_Task:_ Could you return all of the entries below exactly, minus the pictures?

** Provided material follows **

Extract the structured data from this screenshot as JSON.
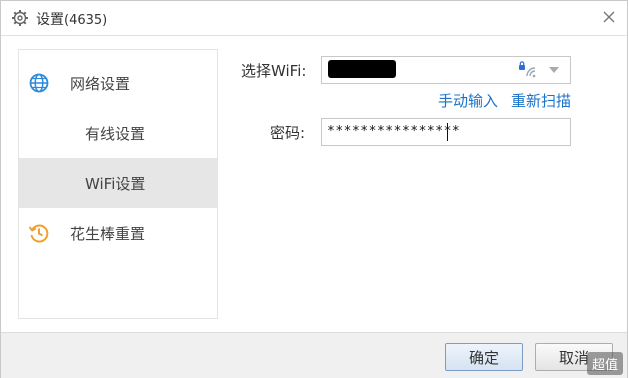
{
  "window": {
    "title": "设置",
    "title_count": "(4635)"
  },
  "sidebar": {
    "items": [
      {
        "label": "网络设置",
        "icon": "globe-icon"
      },
      {
        "label": "有线设置"
      },
      {
        "label": "WiFi设置",
        "selected": true
      },
      {
        "label": "花生棒重置",
        "icon": "history-icon"
      }
    ]
  },
  "form": {
    "wifi_label": "选择WiFi:",
    "wifi_value": "",
    "manual_input": "手动输入",
    "rescan": "重新扫描",
    "password_label": "密码:",
    "password_value": "****************"
  },
  "footer": {
    "ok": "确定",
    "cancel": "取消"
  },
  "watermark": "超值",
  "colors": {
    "link": "#1a73c9",
    "sidebar_selected": "#e6e6e6",
    "globe_icon": "#2f8ad8",
    "history_icon": "#f0a030"
  }
}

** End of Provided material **

_Solved exercise:_
Extract the structured data from this screenshot as JSON.
{
  "window": {
    "title": "设置",
    "title_count": "(4635)"
  },
  "sidebar": {
    "items": [
      {
        "label": "网络设置",
        "icon": "globe-icon"
      },
      {
        "label": "有线设置"
      },
      {
        "label": "WiFi设置",
        "selected": true
      },
      {
        "label": "花生棒重置",
        "icon": "history-icon"
      }
    ]
  },
  "form": {
    "wifi_label": "选择WiFi:",
    "wifi_value": "",
    "manual_input": "手动输入",
    "rescan": "重新扫描",
    "password_label": "密码:",
    "password_value": "****************"
  },
  "footer": {
    "ok": "确定",
    "cancel": "取消"
  },
  "watermark": "超值",
  "colors": {
    "link": "#1a73c9",
    "sidebar_selected": "#e6e6e6",
    "globe_icon": "#2f8ad8",
    "history_icon": "#f0a030"
  }
}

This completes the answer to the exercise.